The following steps will help prevent plantar fasciitis or help keep the condition from getting worse if you already have it:
Take care of your feet. Wear shoes with good arch support and heel cushioning. If your work requires you to stand on hard surfaces, stand on a thick rubber mat to reduce stress on your feet.
Do exercises to stretch the Achilles tendon at the back of the heel. This is especially important before sports, but it is helpful for nonathletes as well. Ask your doctor about recommendations for a stretching routine.
Establish good exercise habits. Increase your exercise levels gradually, and wear supportive shoes.
If you run, alternate running with other sports that will not cause heel pain.
Put on supportive shoes as soon as you get out of bed. Going barefoot or wearing slippers puts stress on your feet.
If you feel that work activities caused your heel pain, ask your human resources department for information about different ways of doing your job that will not make your heel pain worse.
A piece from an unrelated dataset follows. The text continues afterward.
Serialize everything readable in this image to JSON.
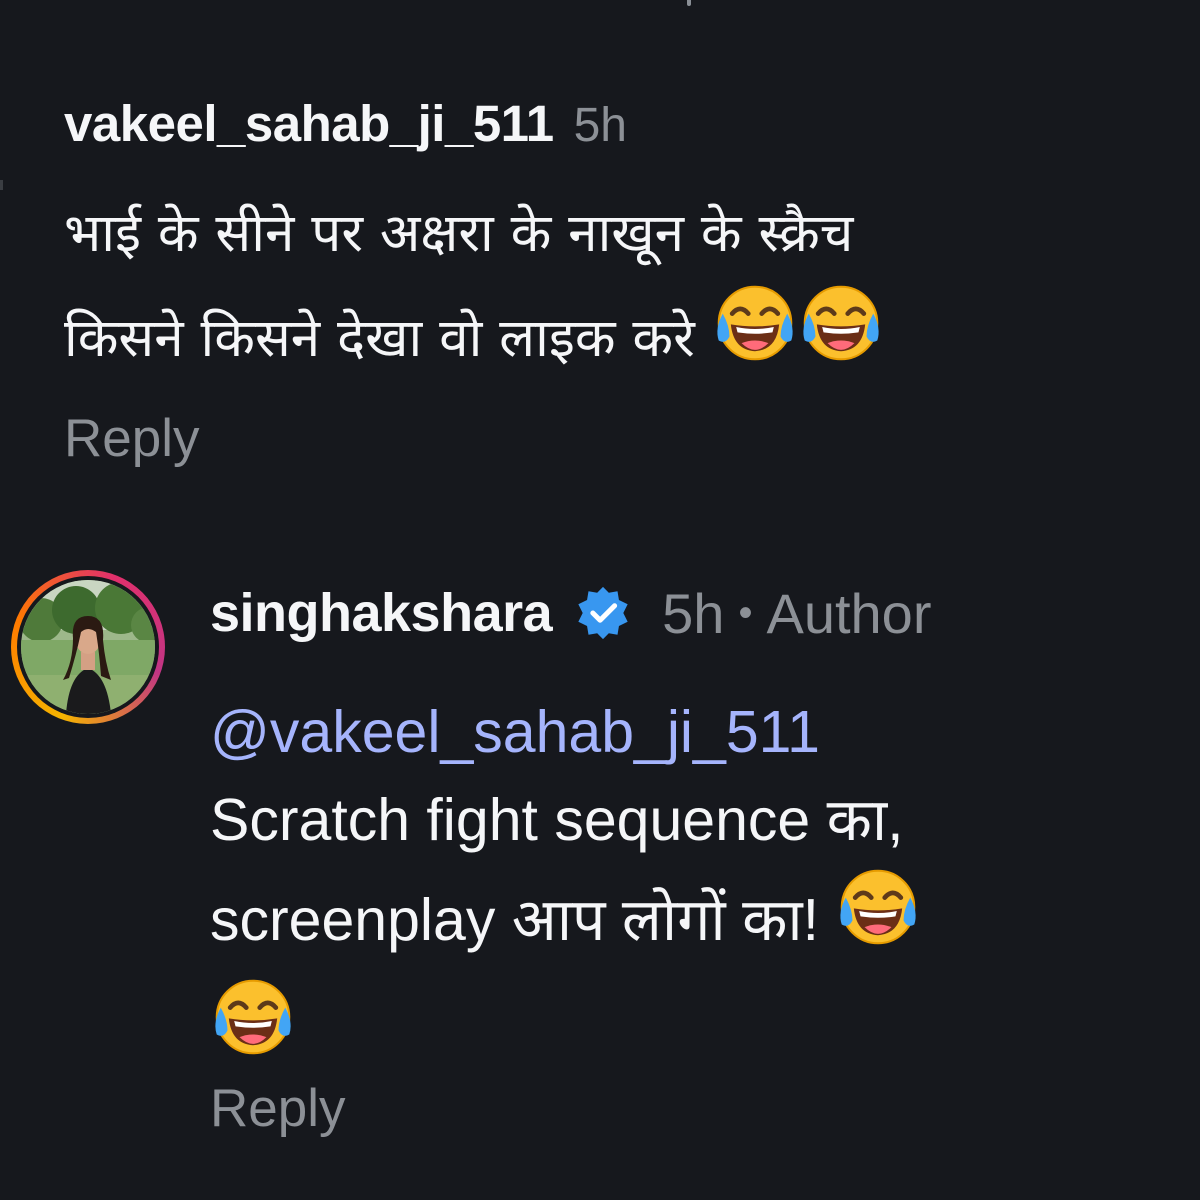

If you are involved in sports, you may want to consult a sports training specialist for training and conditioning programs to prevent plantar fasciitis from recurring.
A toe stuck in an upside-down "V" position is probably a hammertoe.
Some symptoms of a hammertoe include:
Putting on a shoe hurts the top of the bent toe.
Corns form on the top of the toe joint.
The toe joint swells and takes on an angry red color.
It's hard to move the toe joint -- and it hurts when you try.
The ball of the foot under the bent toe hurts.